Way back in the day (which, in 21st century digital economy terms, probably means a decade or so), smart and important people used to express well-informed skepticism about the prospect of selling clothes, cars and even groceries via online or mobile channels. The concerns were reasonable and varied (logistical hurdles, perhaps, or just long-standing consumer habits), but, clearly, those views turned out to be wrong.
Now comes a similar question about the buying and selling of houses. Will consumers, over time, move to a digital model that offers more than just neighborhood, pricing and other such information — a model that provides end-to-end service, including mortgage assistance and what amounts to a trade-in on an old home for new property?

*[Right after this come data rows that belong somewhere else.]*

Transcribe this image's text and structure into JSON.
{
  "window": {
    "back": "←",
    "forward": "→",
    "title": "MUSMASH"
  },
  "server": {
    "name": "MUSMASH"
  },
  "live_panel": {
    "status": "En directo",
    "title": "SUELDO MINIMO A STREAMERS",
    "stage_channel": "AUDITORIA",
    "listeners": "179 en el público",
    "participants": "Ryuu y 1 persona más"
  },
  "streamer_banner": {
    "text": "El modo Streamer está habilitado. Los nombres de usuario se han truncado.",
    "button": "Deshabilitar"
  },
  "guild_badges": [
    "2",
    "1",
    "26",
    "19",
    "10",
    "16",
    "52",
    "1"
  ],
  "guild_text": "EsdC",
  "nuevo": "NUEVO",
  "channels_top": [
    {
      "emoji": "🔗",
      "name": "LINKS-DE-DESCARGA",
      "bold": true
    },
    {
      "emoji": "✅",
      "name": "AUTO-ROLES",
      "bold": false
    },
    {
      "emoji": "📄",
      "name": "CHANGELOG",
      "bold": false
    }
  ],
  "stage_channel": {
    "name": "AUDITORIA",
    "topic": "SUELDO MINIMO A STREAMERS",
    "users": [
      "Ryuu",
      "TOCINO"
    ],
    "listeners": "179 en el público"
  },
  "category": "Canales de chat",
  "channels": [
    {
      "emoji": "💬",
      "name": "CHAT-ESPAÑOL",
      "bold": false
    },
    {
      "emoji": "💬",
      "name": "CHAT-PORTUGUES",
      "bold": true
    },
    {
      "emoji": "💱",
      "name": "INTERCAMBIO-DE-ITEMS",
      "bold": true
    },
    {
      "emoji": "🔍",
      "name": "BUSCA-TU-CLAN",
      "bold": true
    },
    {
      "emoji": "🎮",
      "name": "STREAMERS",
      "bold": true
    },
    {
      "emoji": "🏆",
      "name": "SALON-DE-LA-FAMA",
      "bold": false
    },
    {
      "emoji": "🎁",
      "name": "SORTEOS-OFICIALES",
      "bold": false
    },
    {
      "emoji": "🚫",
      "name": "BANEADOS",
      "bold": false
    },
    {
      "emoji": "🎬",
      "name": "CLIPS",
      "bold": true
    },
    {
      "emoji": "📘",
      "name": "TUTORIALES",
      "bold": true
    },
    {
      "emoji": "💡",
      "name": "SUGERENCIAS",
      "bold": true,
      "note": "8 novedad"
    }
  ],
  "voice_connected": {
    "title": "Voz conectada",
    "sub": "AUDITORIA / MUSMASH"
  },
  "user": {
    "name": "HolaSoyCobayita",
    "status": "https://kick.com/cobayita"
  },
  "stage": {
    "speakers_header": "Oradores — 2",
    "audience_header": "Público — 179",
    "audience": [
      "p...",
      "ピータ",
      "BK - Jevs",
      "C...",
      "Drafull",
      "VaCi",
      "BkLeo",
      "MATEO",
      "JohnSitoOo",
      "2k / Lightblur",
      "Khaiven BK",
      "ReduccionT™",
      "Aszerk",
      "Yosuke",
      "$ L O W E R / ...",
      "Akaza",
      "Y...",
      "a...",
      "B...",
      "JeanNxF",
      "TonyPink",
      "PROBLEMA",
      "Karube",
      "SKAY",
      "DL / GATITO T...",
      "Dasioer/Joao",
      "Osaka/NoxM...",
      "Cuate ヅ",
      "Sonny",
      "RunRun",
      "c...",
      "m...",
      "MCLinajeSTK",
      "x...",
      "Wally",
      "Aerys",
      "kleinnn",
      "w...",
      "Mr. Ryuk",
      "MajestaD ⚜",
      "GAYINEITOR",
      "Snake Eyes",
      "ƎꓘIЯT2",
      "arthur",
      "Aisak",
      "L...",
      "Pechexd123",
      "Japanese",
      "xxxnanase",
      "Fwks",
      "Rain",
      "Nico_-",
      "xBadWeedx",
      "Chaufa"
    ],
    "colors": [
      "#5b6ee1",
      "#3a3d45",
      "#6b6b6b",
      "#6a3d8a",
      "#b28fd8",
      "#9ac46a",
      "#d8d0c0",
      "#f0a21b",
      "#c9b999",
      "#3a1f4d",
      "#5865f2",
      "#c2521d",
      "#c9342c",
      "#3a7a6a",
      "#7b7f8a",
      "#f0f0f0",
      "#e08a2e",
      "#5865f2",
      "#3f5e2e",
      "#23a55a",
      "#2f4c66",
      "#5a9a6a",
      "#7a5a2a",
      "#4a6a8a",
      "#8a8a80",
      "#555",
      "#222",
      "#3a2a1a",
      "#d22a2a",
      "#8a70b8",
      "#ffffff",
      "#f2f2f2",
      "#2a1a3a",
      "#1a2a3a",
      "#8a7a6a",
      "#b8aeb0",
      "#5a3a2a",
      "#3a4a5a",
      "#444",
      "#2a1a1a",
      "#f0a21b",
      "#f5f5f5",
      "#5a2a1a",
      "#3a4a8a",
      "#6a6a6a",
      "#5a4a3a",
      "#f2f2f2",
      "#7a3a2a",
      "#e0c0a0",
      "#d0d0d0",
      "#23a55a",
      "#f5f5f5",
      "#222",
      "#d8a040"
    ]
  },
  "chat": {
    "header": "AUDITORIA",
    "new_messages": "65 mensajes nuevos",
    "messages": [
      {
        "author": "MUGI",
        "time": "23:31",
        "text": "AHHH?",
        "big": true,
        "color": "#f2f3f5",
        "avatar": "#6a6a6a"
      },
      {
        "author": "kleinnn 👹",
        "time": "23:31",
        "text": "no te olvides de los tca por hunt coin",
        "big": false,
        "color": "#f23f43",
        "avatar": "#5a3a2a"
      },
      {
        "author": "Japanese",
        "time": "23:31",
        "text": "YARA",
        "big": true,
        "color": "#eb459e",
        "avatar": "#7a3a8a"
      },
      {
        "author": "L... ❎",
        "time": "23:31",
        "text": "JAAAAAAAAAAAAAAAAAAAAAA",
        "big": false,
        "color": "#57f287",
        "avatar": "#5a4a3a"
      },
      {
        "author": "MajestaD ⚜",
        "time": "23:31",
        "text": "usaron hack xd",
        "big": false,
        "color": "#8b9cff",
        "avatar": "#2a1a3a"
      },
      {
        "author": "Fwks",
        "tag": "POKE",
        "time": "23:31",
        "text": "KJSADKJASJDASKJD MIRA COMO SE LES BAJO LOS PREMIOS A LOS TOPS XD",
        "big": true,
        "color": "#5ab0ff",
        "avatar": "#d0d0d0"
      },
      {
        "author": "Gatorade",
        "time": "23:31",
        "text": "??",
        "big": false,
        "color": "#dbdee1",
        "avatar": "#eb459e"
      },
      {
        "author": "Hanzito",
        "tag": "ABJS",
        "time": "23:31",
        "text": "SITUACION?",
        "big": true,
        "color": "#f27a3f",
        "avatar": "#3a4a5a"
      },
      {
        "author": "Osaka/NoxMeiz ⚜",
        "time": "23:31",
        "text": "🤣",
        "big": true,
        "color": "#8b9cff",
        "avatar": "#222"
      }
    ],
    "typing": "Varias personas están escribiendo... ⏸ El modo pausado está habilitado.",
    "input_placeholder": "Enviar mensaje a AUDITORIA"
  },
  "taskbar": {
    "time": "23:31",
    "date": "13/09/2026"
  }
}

In a new PYMNTS interview, Sean Black, CEO of home trade-in platform Knock, talked about the role that digital can play in residential real estate sales — and how the company intends to use the $400 million it recent raised in a Series B funding round led by the Foundry Group.
Knock operates in such U.S markets as Atlanta, Charlotte, Dallas-Fort Worth and Raleigh-Durham, and has plans for more domestic expansion in the coming 12 months. It faces online competition from the likes of Opendoor, which, in the last half of 2018, bought Open Listings — a platform operator that aims to make it easier and lower-cost to find, tour and buy any home on the market, and will enable Opendoor to create an end-to-end marketplace for the buying, selling and trading of homes.
The goal? Make the home buying-and-selling process come as close as it can to the “ease of trading in your car,” Black told PYMNTS. He also likened the process to Uber, a relatively easy mobile experience by which customers can keep track of the transaction.
Home selling and buying is hardly anyone’s idea of great fun — and about 70 percent of people who sell their homes also plan to buy new ones. At best, the process — involving bank loans, inspectors, closing costs, brokers, nonstop research and other unappealing, time-consuming, paperwork-heavy tasks — amounts to tiresome preparation before the big party. Putting as much of that process online as possible, and on a single platform, could take away some of that hassle, at least in theory.
The Buying-And-Selling Process
The process works like this:
First, a homeowner submits a property to Knock for a price estimate, which is then followed by a phone consultation. A “licensed local expert” working with Knock then helps the homeowner look for a new house; Knock also helps customers find mortgages via the platform’s partners, Black said. Next, Knock buys the new home via an all-cash transaction (in fact, part of the new funding round will go toward paying for that part of the business, he told PYMNTS). Knock said paying cash usually results in discounts of between 3 percent and 5 percent.
The next step?
Knock handles the listing and sale of the old home with its own cash. Once the homeowner accepts an offer and the old house is sold, Knock transfers the new house into the customer’s name and mortgage. Knock and the customer then settle the improvement and other costs that the company incurred throughout the process. Finally, Knock takes a 6 percent commission on the sale of the old house.
On average, sales of the customers’ old homes tend to happen in half the time as other homes — homes that linger on the market might require Knock to refinance the transactions, he said. Knock uses both publicly available data and some 200 data points from its own inspections for each transaction.
“We are the broker,” he explained.
Hand To Hold
Black also noted that Knock offers personal assistance throughout the buying-and-selling process, not just a digital experience. The reason for doing so applies to other areas of retail and digital marketplaces, and will probably continue to do so, given long-term consumer habits and expectations. “No matter how much tech you have, people want a hand to hold,” Black said.
The fresh funding for Knock — along with other moves toward bringing more digital tools to residential real estate transactions — comes as a new report found that millennials are being shut out of the real estate market, as rising home prices and interest rates are pushing homeownership out of the reach of many first-time buyers. That said, Black noted that “99 percent of people who trade-in with us” are trading up for bigger homes, and desiring better school districts and neighborhoods.
“They are moving from a starter home and now want to start a family,” he told PYMNTS.
That does not mean they are all millennial consumers. However, since the company operates in the South, the homebuyers there tend to start their families earlier than in most other places of the U.S. Though Knock’s customers include people in their “30s, 40s and 50s,” he said, in areas such as North Carolina, users of the platform tend to be “very young and tech-savvy.” Black added that “we’ll probably do five more markets this year,” but he declined to elaborate.
The new funding will also help pay for more hiring. Even with digital technology, real estate buying and selling is a labor-intensive process, given all the different parts involved in every transaction, and variances in local laws that govern home buying and selling.
“It’s [freaking] complicated,” Black said.